GM bosses dump their shares

NEW YORK: Six top executives at General Motors have sold their entire shareholdings in the stricken carmaker for a knockdown price of $315,000 as the Detroit-based company teeters on the brink of bankruptcy.

Among those cashing out are GM’s former head of product development, Bob Lutz, a veteran Detroiter who stepped aside to become senior adviser to the company last month and who offloaded his 81,360 shares for $130,989.

Lutz’s successor, Thomas Stephens, sold his stock, as did North America president Troy Clarke, manufacturing chief Gary Cowger, head of European operations Carl-Peter Forster and chief information officer Ralph Szygenda.

The sales, disclosed in a regulatory filing to the Securities and Exchange Commission, the Wall Street watchdog, come as GM stockholders face a bleak outlook. The company is trying to persuade its lenders to convert $27 billion of debt into equity under a deal that would involve the issuing of billions of new shares, handing majority control of the company to the US government and the United Auto Workers union.

This arrangement would vastly dilute the value of existing shares, which has already plunged from $20 to below $1.15 in 12 months.

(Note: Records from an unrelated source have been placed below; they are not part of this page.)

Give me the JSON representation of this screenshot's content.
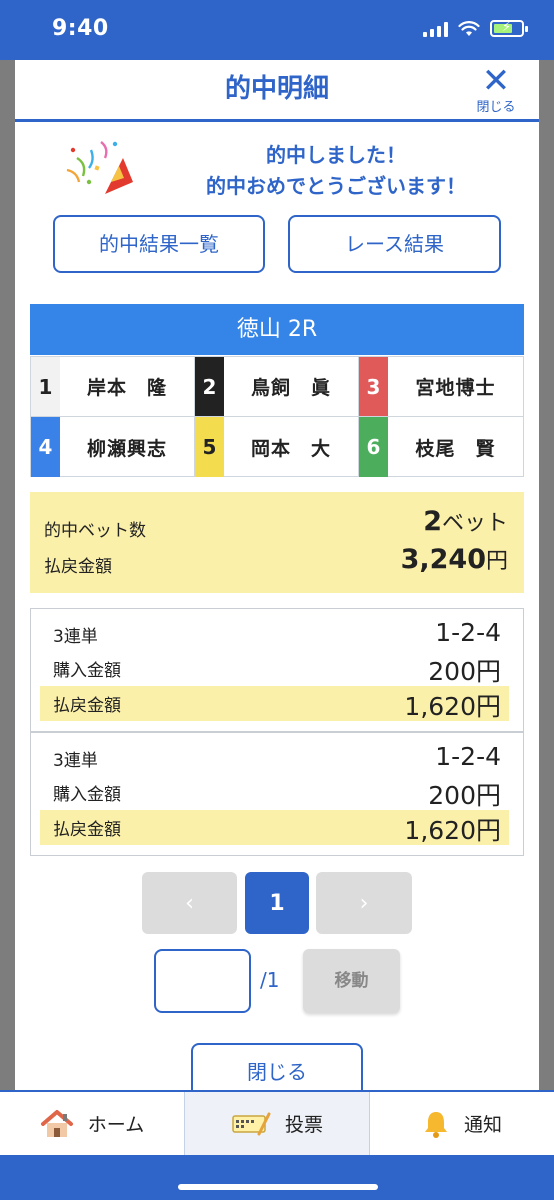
{
  "status": {
    "time": "9:40"
  },
  "modal": {
    "title": "的中明細",
    "close_label": "閉じる",
    "congrats_line1": "的中しました！",
    "congrats_line2": "的中おめでとうございます！",
    "btn_hit_list": "的中結果一覧",
    "btn_race_result": "レース結果"
  },
  "race": {
    "title": "徳山 2R",
    "racers": [
      {
        "num": "1",
        "name": "岸本　隆",
        "bg": "#f2f2f2",
        "fg": "#222222"
      },
      {
        "num": "2",
        "name": "鳥飼　眞",
        "bg": "#222222",
        "fg": "#ffffff"
      },
      {
        "num": "3",
        "name": "宮地博士",
        "bg": "#e05a5a",
        "fg": "#ffffff"
      },
      {
        "num": "4",
        "name": "柳瀬興志",
        "bg": "#3b82e8",
        "fg": "#ffffff"
      },
      {
        "num": "5",
        "name": "岡本　大",
        "bg": "#f3dc4e",
        "fg": "#222222"
      },
      {
        "num": "6",
        "name": "枝尾　賢",
        "bg": "#4cae5c",
        "fg": "#ffffff"
      }
    ]
  },
  "summary": {
    "bet_count_label": "的中ベット数",
    "bet_count_value": "2",
    "bet_count_unit": "ベット",
    "payout_label": "払戻金額",
    "payout_value": "3,240",
    "payout_unit": "円"
  },
  "bets": [
    {
      "type": "3連単",
      "combo": "1-2-4",
      "purchase_label": "購入金額",
      "purchase": "200円",
      "payout_label": "払戻金額",
      "payout": "1,620円"
    },
    {
      "type": "3連単",
      "combo": "1-2-4",
      "purchase_label": "購入金額",
      "purchase": "200円",
      "payout_label": "払戻金額",
      "payout": "1,620円"
    }
  ],
  "pager": {
    "prev": "‹",
    "current": "1",
    "next": "›",
    "input_value": "",
    "total": "/1",
    "move_label": "移動"
  },
  "close_bottom": "閉じる",
  "tabs": [
    {
      "label": "ホーム",
      "icon": "house-icon"
    },
    {
      "label": "投票",
      "icon": "ticket-icon"
    },
    {
      "label": "通知",
      "icon": "bell-icon"
    }
  ],
  "colors": {
    "accent": "#2f65c8",
    "race_header": "#3585e8",
    "highlight": "#fbf0aa"
  }
}
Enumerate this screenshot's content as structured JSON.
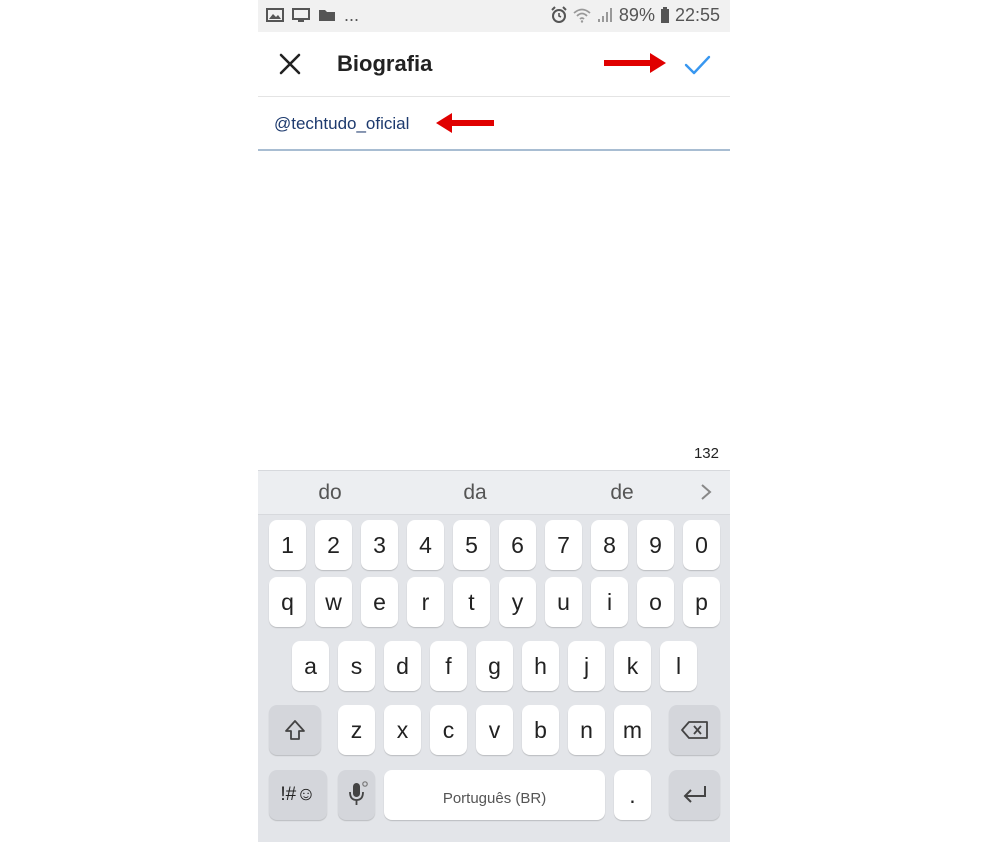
{
  "status_bar": {
    "left_icons": [
      "image-icon",
      "screen-icon",
      "folder-icon"
    ],
    "more": "...",
    "right_icons": [
      "alarm-icon",
      "wifi-icon",
      "signal-icon"
    ],
    "battery": "89%",
    "time": "22:55"
  },
  "header": {
    "title": "Biografia",
    "close_icon": "close-icon",
    "confirm_icon": "check-icon"
  },
  "bio": {
    "value": "@techtudo_oficial"
  },
  "char_counter": "132",
  "keyboard": {
    "suggestions": [
      "do",
      "da",
      "de"
    ],
    "row_numbers": [
      "1",
      "2",
      "3",
      "4",
      "5",
      "6",
      "7",
      "8",
      "9",
      "0"
    ],
    "row_1": [
      "q",
      "w",
      "e",
      "r",
      "t",
      "y",
      "u",
      "i",
      "o",
      "p"
    ],
    "row_2": [
      "a",
      "s",
      "d",
      "f",
      "g",
      "h",
      "j",
      "k",
      "l"
    ],
    "row_3": [
      "z",
      "x",
      "c",
      "v",
      "b",
      "n",
      "m"
    ],
    "symbols_key": "!#☺",
    "space_label": "Português (BR)",
    "period_key": "."
  },
  "colors": {
    "accent": "#3897f0",
    "annotation_arrow": "#e00000",
    "bio_text": "#1d3a6e",
    "keyboard_bg": "#e3e5e9"
  }
}
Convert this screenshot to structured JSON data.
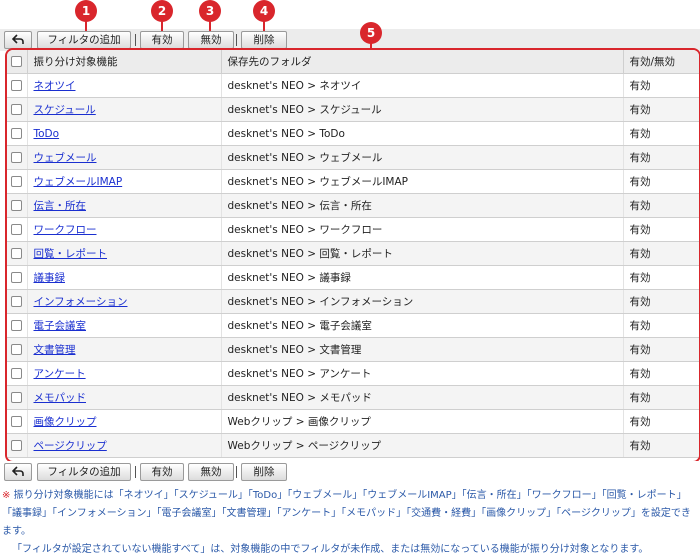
{
  "callouts": [
    "1",
    "2",
    "3",
    "4",
    "5"
  ],
  "toolbar": {
    "back_icon": "back-arrow-icon",
    "add_filter": "フィルタの追加",
    "enable": "有効",
    "disable": "無効",
    "delete": "削除"
  },
  "table": {
    "headers": {
      "function": "振り分け対象機能",
      "folder": "保存先のフォルダ",
      "status": "有効/無効"
    },
    "rows": [
      {
        "function": "ネオツイ",
        "folder": "desknet's NEO > ネオツイ",
        "status": "有効"
      },
      {
        "function": "スケジュール",
        "folder": "desknet's NEO > スケジュール",
        "status": "有効"
      },
      {
        "function": "ToDo",
        "folder": "desknet's NEO > ToDo",
        "status": "有効"
      },
      {
        "function": "ウェブメール",
        "folder": "desknet's NEO > ウェブメール",
        "status": "有効"
      },
      {
        "function": "ウェブメールIMAP",
        "folder": "desknet's NEO > ウェブメールIMAP",
        "status": "有効"
      },
      {
        "function": "伝言・所在",
        "folder": "desknet's NEO > 伝言・所在",
        "status": "有効"
      },
      {
        "function": "ワークフロー",
        "folder": "desknet's NEO > ワークフロー",
        "status": "有効"
      },
      {
        "function": "回覧・レポート",
        "folder": "desknet's NEO > 回覧・レポート",
        "status": "有効"
      },
      {
        "function": "議事録",
        "folder": "desknet's NEO > 議事録",
        "status": "有効"
      },
      {
        "function": "インフォメーション",
        "folder": "desknet's NEO > インフォメーション",
        "status": "有効"
      },
      {
        "function": "電子会議室",
        "folder": "desknet's NEO > 電子会議室",
        "status": "有効"
      },
      {
        "function": "文書管理",
        "folder": "desknet's NEO > 文書管理",
        "status": "有効"
      },
      {
        "function": "アンケート",
        "folder": "desknet's NEO > アンケート",
        "status": "有効"
      },
      {
        "function": "メモパッド",
        "folder": "desknet's NEO > メモパッド",
        "status": "有効"
      },
      {
        "function": "画像クリップ",
        "folder": "Webクリップ > 画像クリップ",
        "status": "有効"
      },
      {
        "function": "ページクリップ",
        "folder": "Webクリップ > ページクリップ",
        "status": "有効"
      }
    ]
  },
  "note": {
    "mark": "※",
    "line1": "振り分け対象機能には「ネオツイ」「スケジュール」「ToDo」「ウェブメール」「ウェブメールIMAP」「伝言・所在」「ワークフロー」「回覧・レポート」「議事録」「インフォメーション」「電子会議室」「文書管理」「アンケート」「メモパッド」「交通費・経費」「画像クリップ」「ページクリップ」を設定できます。",
    "line2": "「フィルタが設定されていない機能すべて」は、対象機能の中でフィルタが未作成、または無効になっている機能が振り分け対象となります。"
  },
  "colors": {
    "accent": "#d9262c",
    "link": "#1a2fd0",
    "note": "#2b59a8"
  }
}
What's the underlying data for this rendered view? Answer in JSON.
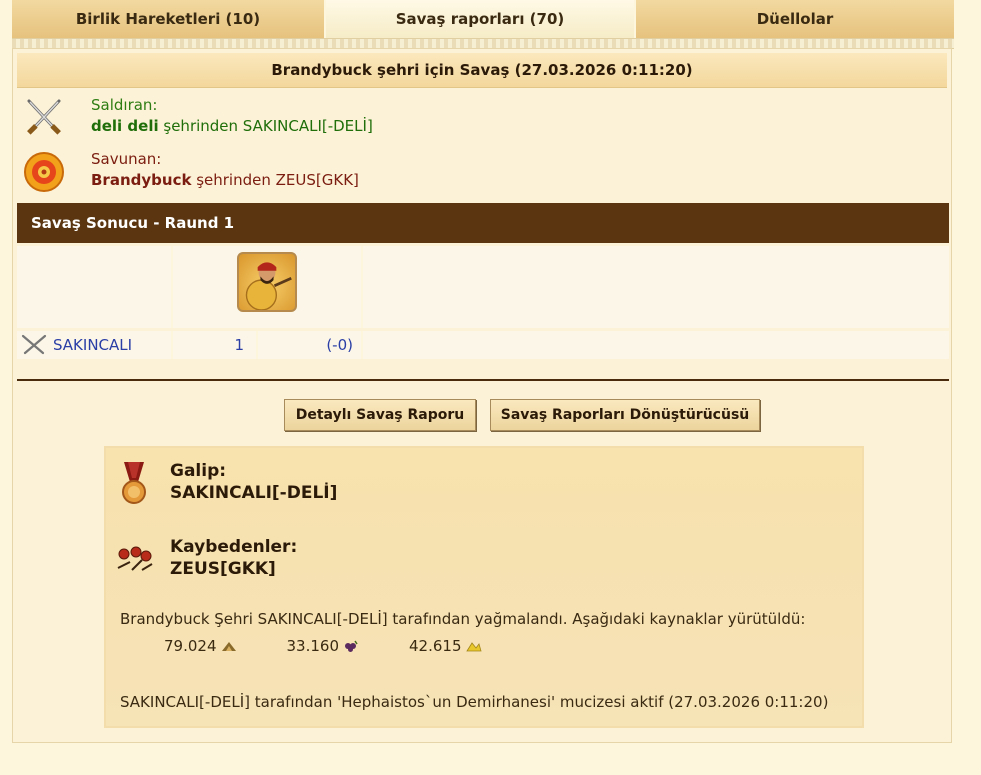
{
  "tabs": [
    {
      "label": "Birlik Hareketleri (10)"
    },
    {
      "label": "Savaş raporları (70)"
    },
    {
      "label": "Düellolar"
    }
  ],
  "report": {
    "title": "Brandybuck şehri için Savaş (27.03.2026 0:11:20)",
    "attacker": {
      "label": "Saldıran:",
      "city": "deli deli",
      "text": " şehrinden SAKINCALI[-DELİ]"
    },
    "defender": {
      "label": "Savunan:",
      "city": "Brandybuck",
      "text": " şehrinden ZEUS[GKK]"
    },
    "round_title": "Savaş Sonucu - Raund 1",
    "unit_row": {
      "player": "SAKINCALI",
      "count": "1",
      "loss": "(-0)"
    }
  },
  "buttons": {
    "detailed": "Detaylı Savaş Raporu",
    "converter": "Savaş Raporları Dönüştürücüsü"
  },
  "result": {
    "winner_label": "Galip:",
    "winner_name": "SAKINCALI[-DELİ]",
    "loser_label": "Kaybedenler:",
    "loser_name": "ZEUS[GKK]",
    "plunder_text": "Brandybuck Şehri SAKINCALI[-DELİ] tarafından yağmalandı. Aşağıdaki kaynaklar yürütüldü:",
    "resources": [
      {
        "value": "79.024",
        "icon": "wood-icon"
      },
      {
        "value": "33.160",
        "icon": "wine-icon"
      },
      {
        "value": "42.615",
        "icon": "sulfur-icon"
      }
    ],
    "wonder_text": "SAKINCALI[-DELİ] tarafından 'Hephaistos`un Demirhanesi' mucizesi aktif (27.03.2026 0:11:20)"
  }
}
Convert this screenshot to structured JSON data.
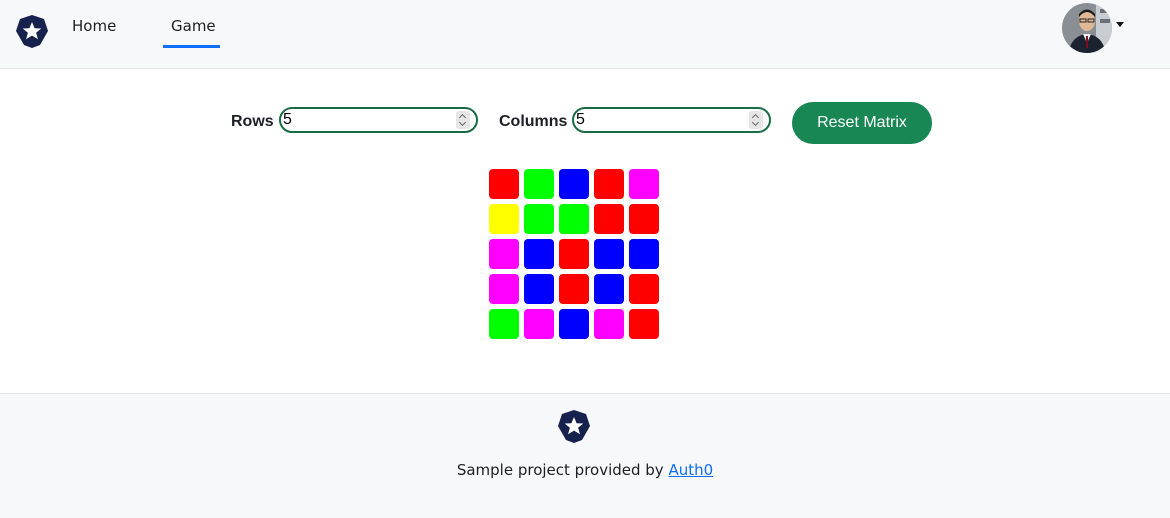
{
  "nav": {
    "home_label": "Home",
    "game_label": "Game",
    "active_tab": "Game",
    "logo_icon": "auth0-star-shield-icon",
    "avatar_icon": "user-avatar-photo",
    "caret_icon": "caret-down-icon"
  },
  "controls": {
    "rows_label": "Rows",
    "rows_value": "5",
    "columns_label": "Columns",
    "columns_value": "5",
    "reset_label": "Reset Matrix"
  },
  "matrix": {
    "rows": 5,
    "columns": 5,
    "cells": [
      [
        "red",
        "green",
        "blue",
        "red",
        "magenta"
      ],
      [
        "yellow",
        "green",
        "green",
        "red",
        "red"
      ],
      [
        "magenta",
        "blue",
        "red",
        "blue",
        "blue"
      ],
      [
        "magenta",
        "blue",
        "red",
        "blue",
        "red"
      ],
      [
        "green",
        "magenta",
        "blue",
        "magenta",
        "red"
      ]
    ]
  },
  "colors": {
    "red": "#ff0000",
    "green": "#00ff00",
    "blue": "#0000ff",
    "magenta": "#ff00ff",
    "yellow": "#ffff00",
    "accent": "#198754",
    "link": "#0d6efd",
    "logo": "#16214d"
  },
  "footer": {
    "text": "Sample project provided by ",
    "link_label": "Auth0",
    "logo_icon": "auth0-star-shield-icon"
  }
}
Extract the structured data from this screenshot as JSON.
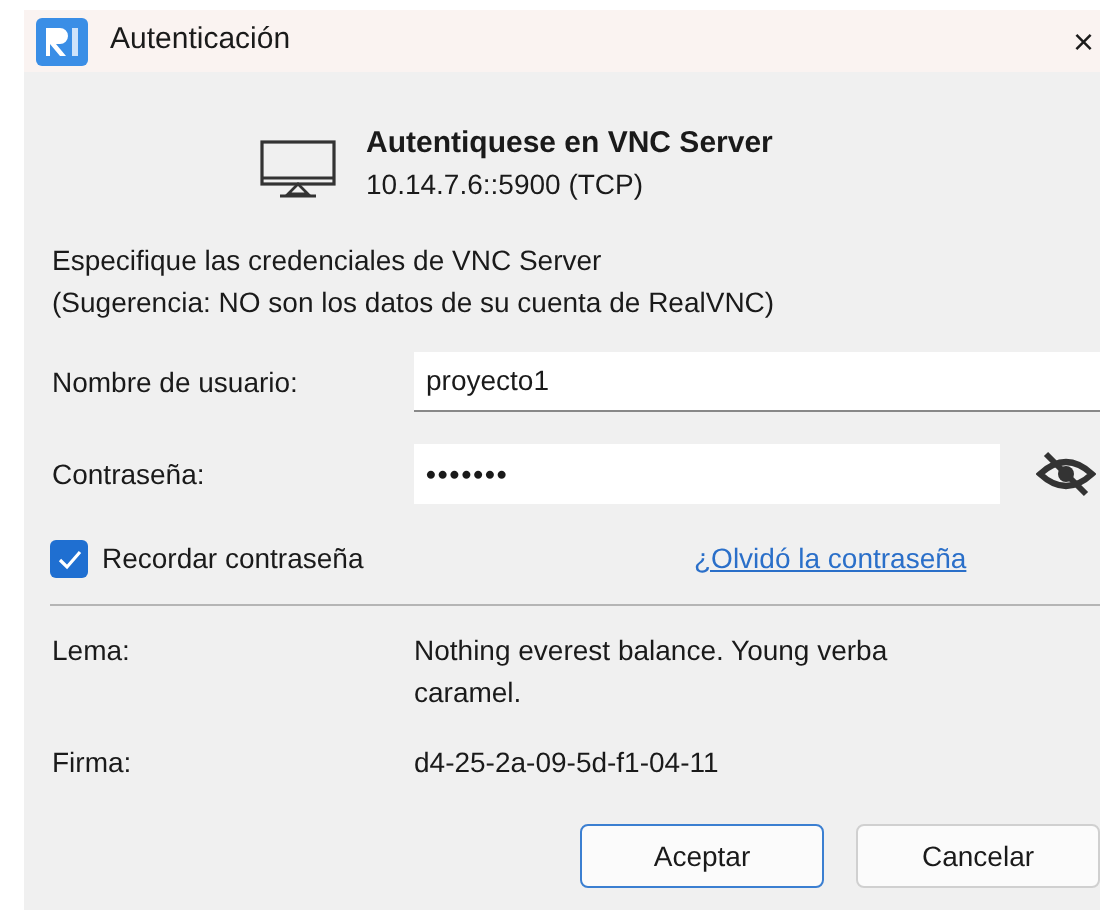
{
  "window": {
    "title": "Autenticación",
    "close": "×"
  },
  "header": {
    "title": "Autentiquese en VNC Server",
    "address": "10.14.7.6::5900 (TCP)"
  },
  "instructions": [
    "Especifique las credenciales de VNC Server",
    "(Sugerencia: NO son los datos de su cuenta de RealVNC)"
  ],
  "username": {
    "label": "Nombre de usuario:",
    "value": "proyecto1"
  },
  "password": {
    "label": "Contraseña:",
    "value": "•••••••",
    "hidden": true
  },
  "remember": {
    "label": "Recordar contraseña",
    "checked": true
  },
  "forgot_link": "¿Olvidó la contraseña",
  "details": [
    {
      "label": "Lema:",
      "value": "Nothing everest balance. Young verba\ncaramel."
    },
    {
      "label": "Firma:",
      "value": "d4-25-2a-09-5d-f1-04-11"
    }
  ],
  "buttons": [
    {
      "label": "Aceptar",
      "default": true
    },
    {
      "label": "Cancelar",
      "default": false
    }
  ]
}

The alternative is bankruptcy, under which shareholders would rank as unsecured creditors — paid after banks, unions and the government. “Shareholders are facing some pretty stark choices,” said a GM spokeswoman.

For many of GM’s white-collar staff, the company’s troubles have meant the evaporation of a career’s worth of savings in company stock. If the six executives had sold their shares in October 2007, before the economic crisis began, they would have made $8.6m among them.

GM’s chief executive, Fritz Henderson, caused a stir on Monday by refusing to rule out moving GM’s headquarters from the company’s landmark downtown skyscraper. GM has been offered tax breaks if it shifts its head office to its technical centre in the Detroit suburb of Warren.

“We can save General Motors if they come here and be a friendly partner,” Warren’s mayor, Jim Fouts, told the Detroit News. “General Motors made Warren. We would like to return the favour.”

Detroit’s public figures are rallying round. Rap musician Eminem, a Detroit native, has announced

that he will fly 200 out-of-work car workers from Michigan to Los Angeles for the taping of a live performance and television show on Friday.

Detroit’s newly elected mayor, Dave Bing — a former hometown basketball star and the owner of a car-parts manufacturing group — has sought to underline his status as a man of the people by refusing to move into an official riverside residence, Manoogian Mansion. The luxury residence costs the down-at-heel city about $150,000 a year in maintenance.